“I had to get two strikes,” the Centennial junior said. “That was the biggest pressure for me.”
On his final roll, Page hit the pocket for his third consecutive strike to top Tech’s Dallas Leong 199-192 in the final of the MVP Tournament at The Orleans.
“This is amazing,” said Page, who helped the Bulldogs win the Division I state title Feb. 1. “I personally thought I was going to lose the last game, but it was fun.”
Silverado’s Michelle Matsumoto defeated Bonanza’s Ashlee McKenna 251-229 in the girls final.
The event showcased the top 146 bowlers — 74 boys and 72 girls — from 33 area high schools. A four-game scratch qualifier whittled the field down to five boys and five girls to compete in a stepladder finals format. The winners were awarded $4,000 in scholarships, with both the sixth-place bowlers and the two non-finalists with the highest individual games also earning awards.
Page rolled a 996 in the qualifying round to earn the top seed. He overcame a tough-luck split in the fifth frame of the final to mark his final five frames.
“You have to have a short memory in bowling,” said Page, who claimed the $750 prize. “This scholarship is going to be very helpful for me. It’s college. This pays for a couple of classes.”
Leong, the fifth seed, won three consecutive head-to-head games to reach the title game.
On the girls side, Matsumoto rolled nine strikes en route to the top spot. The sophomore, who helped the Skyhawks capture the state title this year, was stunned by her performance.
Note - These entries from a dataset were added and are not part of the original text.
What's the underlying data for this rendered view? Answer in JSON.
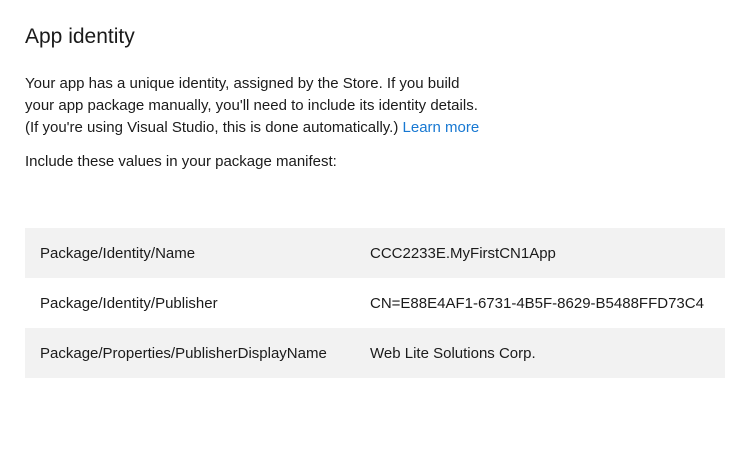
{
  "page": {
    "title": "App identity"
  },
  "intro": {
    "line1": "Your app has a unique identity, assigned by the Store. If you build",
    "line2": "your app package manually, you'll need to include its identity details.",
    "line3": "(If you're using Visual Studio, this is done automatically.)",
    "link_label": "Learn more"
  },
  "instruction": "Include these values in your package manifest:",
  "manifest_table": {
    "rows": [
      {
        "key": "Package/Identity/Name",
        "value": "CCC2233E.MyFirstCN1App"
      },
      {
        "key": "Package/Identity/Publisher",
        "value": "CN=E88E4AF1-6731-4B5F-8629-B5488FFD73C4"
      },
      {
        "key": "Package/Properties/PublisherDisplayName",
        "value": "Web Lite Solutions Corp."
      }
    ]
  },
  "colors": {
    "link": "#1778d2",
    "row_alt_bg": "#f2f2f2",
    "text": "#1b1b1b",
    "background": "#ffffff"
  }
}
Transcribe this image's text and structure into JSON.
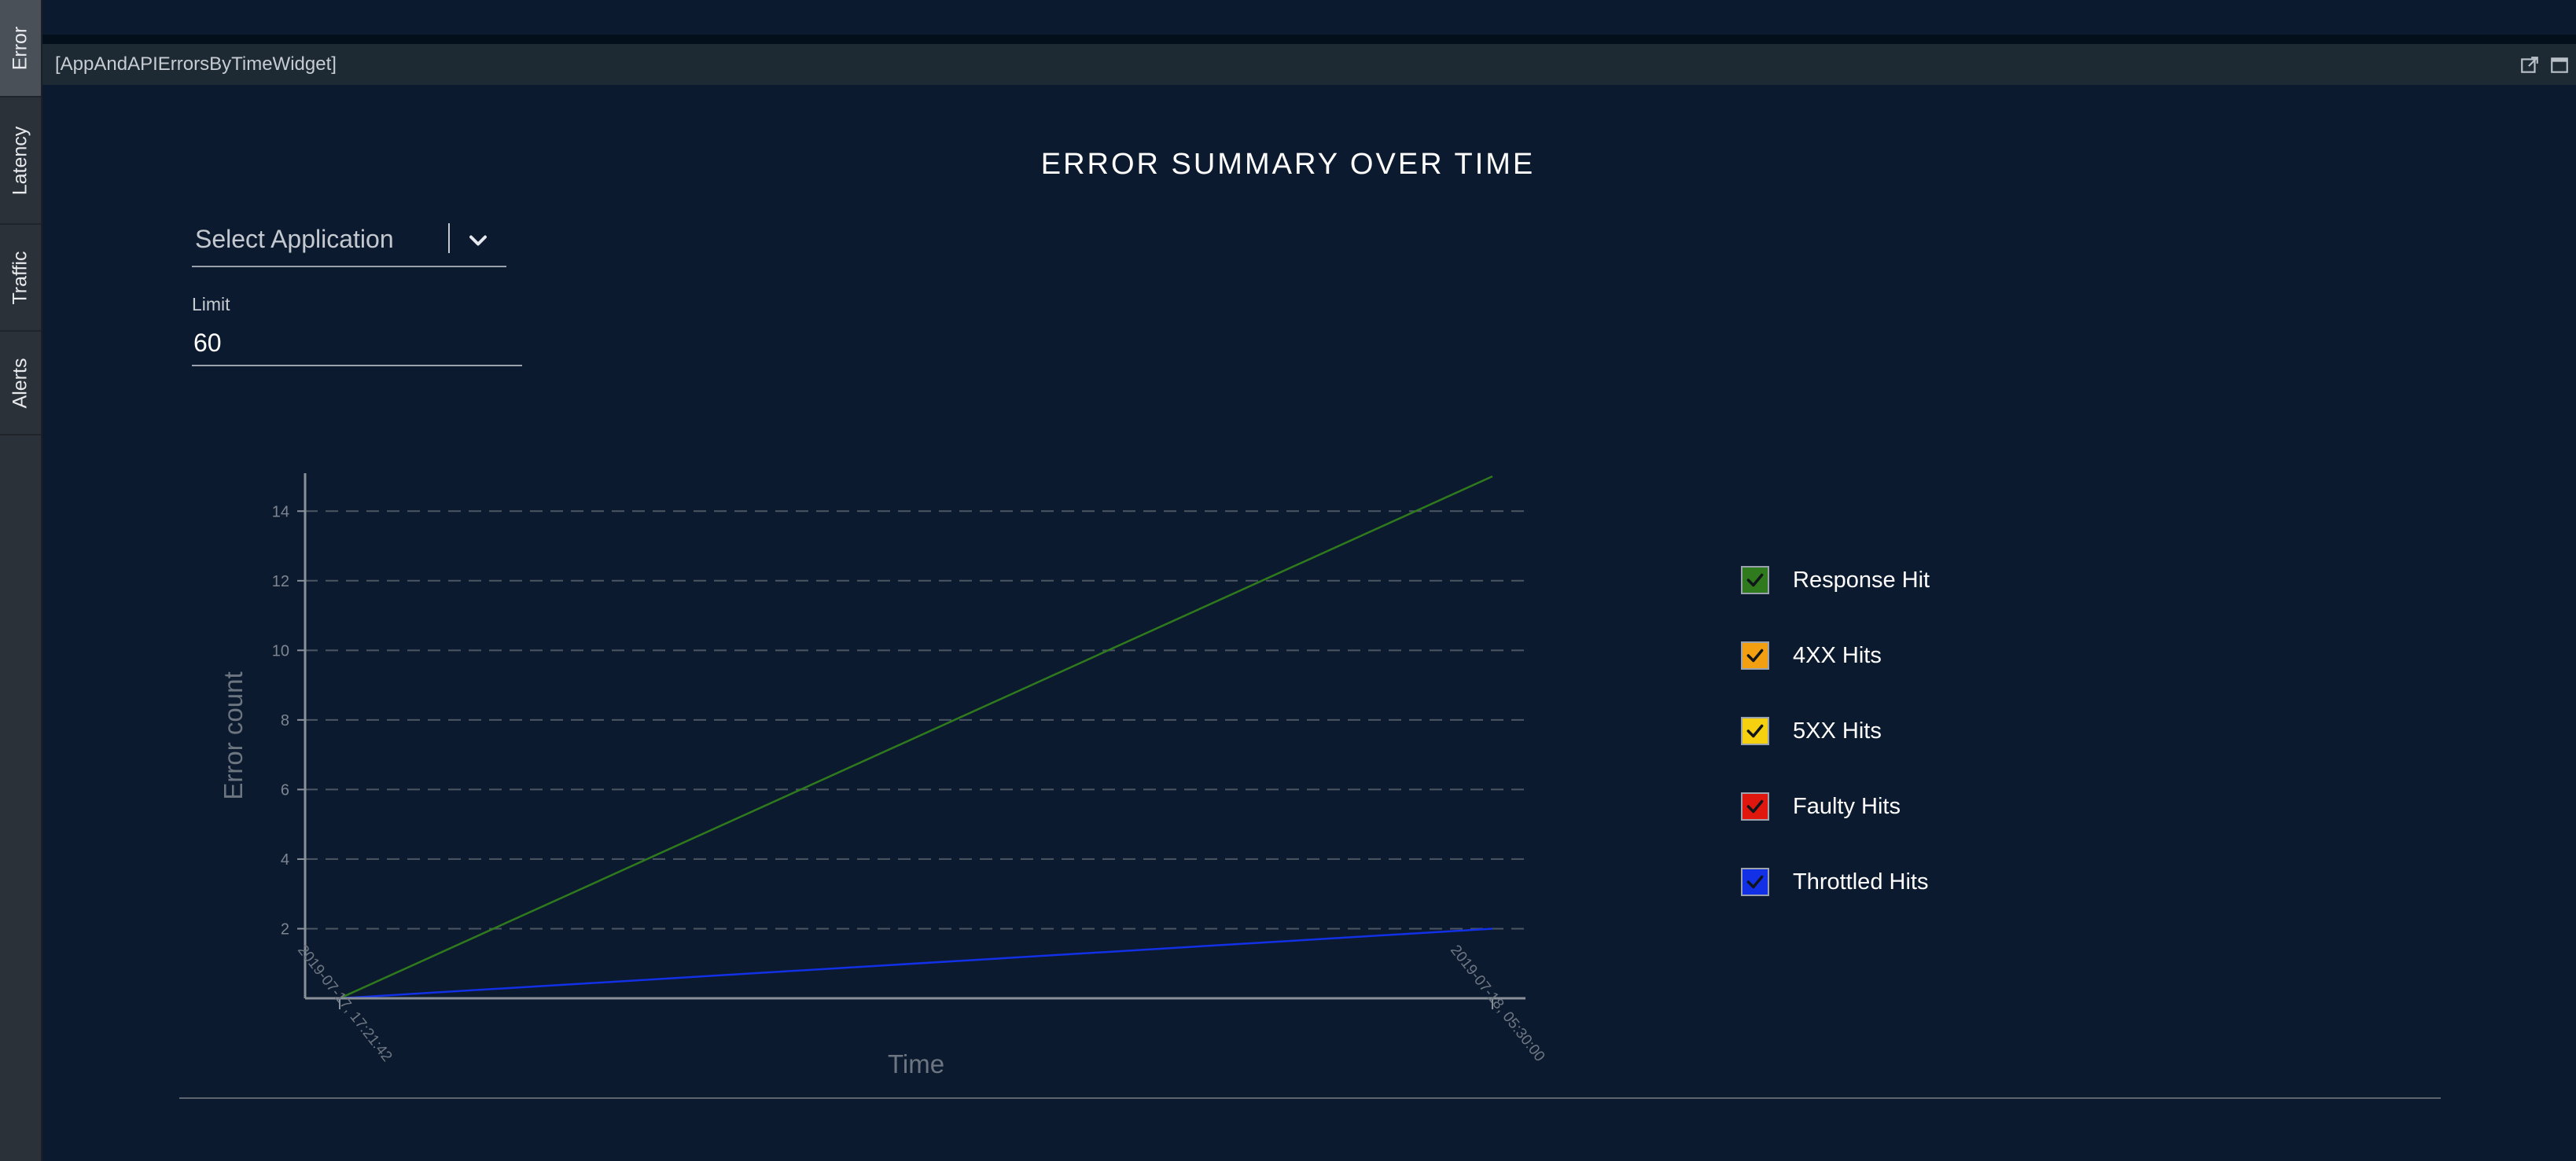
{
  "tabs": [
    {
      "label": "Error",
      "active": true
    },
    {
      "label": "Latency",
      "active": false
    },
    {
      "label": "Traffic",
      "active": false
    },
    {
      "label": "Alerts",
      "active": false
    }
  ],
  "widget": {
    "title": "[AppAndAPIErrorsByTimeWidget]",
    "icons": [
      "open-external-icon",
      "maximize-icon"
    ]
  },
  "page": {
    "title": "ERROR SUMMARY OVER TIME"
  },
  "filters": {
    "application_placeholder": "Select Application",
    "limit_label": "Limit",
    "limit_value": "60"
  },
  "legend": [
    {
      "label": "Response Hit",
      "color": "#2f7a1c"
    },
    {
      "label": "4XX Hits",
      "color": "#f2a012"
    },
    {
      "label": "5XX Hits",
      "color": "#f5d10f"
    },
    {
      "label": "Faulty Hits",
      "color": "#e0170f"
    },
    {
      "label": "Throttled Hits",
      "color": "#1230e6"
    }
  ],
  "chart_data": {
    "type": "line",
    "xlabel": "Time",
    "ylabel": "Error count",
    "ylim": [
      0,
      15
    ],
    "yticks": [
      2,
      4,
      6,
      8,
      10,
      12,
      14
    ],
    "x": [
      "2019-07-17, 17:21:42",
      "2019-07-18, 05:30:00"
    ],
    "grid": "horizontal-dashed",
    "series": [
      {
        "name": "Response Hit",
        "color": "#2f7a1c",
        "values": [
          0,
          15
        ]
      },
      {
        "name": "4XX Hits",
        "color": "#f2a012",
        "values": [
          0,
          0
        ]
      },
      {
        "name": "5XX Hits",
        "color": "#f5d10f",
        "values": [
          0,
          0
        ]
      },
      {
        "name": "Faulty Hits",
        "color": "#e0170f",
        "values": [
          0,
          0
        ]
      },
      {
        "name": "Throttled Hits",
        "color": "#1230e6",
        "values": [
          0,
          2
        ]
      }
    ]
  }
}
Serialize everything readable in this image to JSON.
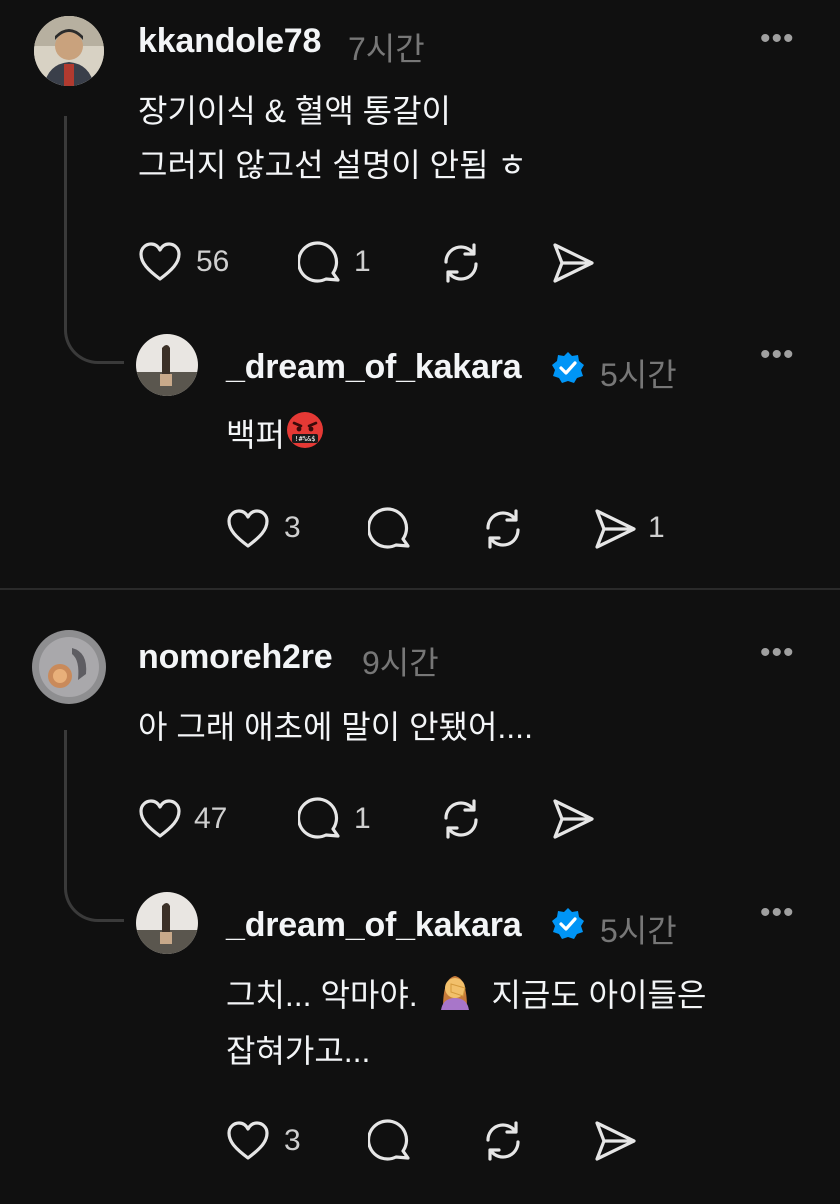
{
  "threads": [
    {
      "comment": {
        "username": "kkandole78",
        "time": "7시간",
        "lines": [
          "장기이식 & 혈액 통갈이",
          "그러지 않고선 설명이 안됨 ㅎ"
        ],
        "likes": "56",
        "replies": "1",
        "more": "•••"
      },
      "reply": {
        "username": "_dream_of_kakara",
        "time": "5시간",
        "lines": [
          "백퍼"
        ],
        "emoji": "angry-swearing-face",
        "likes": "3",
        "shares": "1",
        "more": "•••"
      }
    },
    {
      "comment": {
        "username": "nomoreh2re",
        "time": "9시간",
        "lines": [
          "아 그래 애초에 말이 안됐어...."
        ],
        "likes": "47",
        "replies": "1",
        "more": "•••"
      },
      "reply": {
        "username": "_dream_of_kakara",
        "time": "5시간",
        "line1_a": "그치... 악마야.",
        "line1_b": "지금도 아이들은",
        "line2": "잡혀가고...",
        "emoji": "facepalm-woman",
        "likes": "3",
        "more": "•••"
      }
    }
  ],
  "colors": {
    "background": "#101010",
    "verified_blue": "#0095f6",
    "secondary_text": "#777777"
  }
}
“I’m really excited,” she said. “It’s still a little mind-boggling and shocking. I can’t really comprehend it.
It means a lot to me. I wasn’t really expecting it. I was hoping for maybe fifth place. First is just really amazing.”
After posting an 857 series in the qualifier, Matsumoto outlasted Gabrielle Turner of Palo Verde in a two-frame roll-off to meet McKenna in the final. Matsumoto said the pressures of performing well in an individual setting upstaged the anxieties of the state tournament.
“This means a little more because I did it on my own,” she said. “I was just so scared during the whole thing. It was nerve-racking. There were a lot of people. It puts a lot of pressure on you knowing it’s just one-on-one.”
Basic’s Joshua Reill and Cimarron-Memorial’s Jenna Graydon each placed sixth in qualifiers and Sierra Vista’s Russell Reyes (248) and Eldorado’s Shyanne Dase (244) posted the highest scores of the non-qualifiers.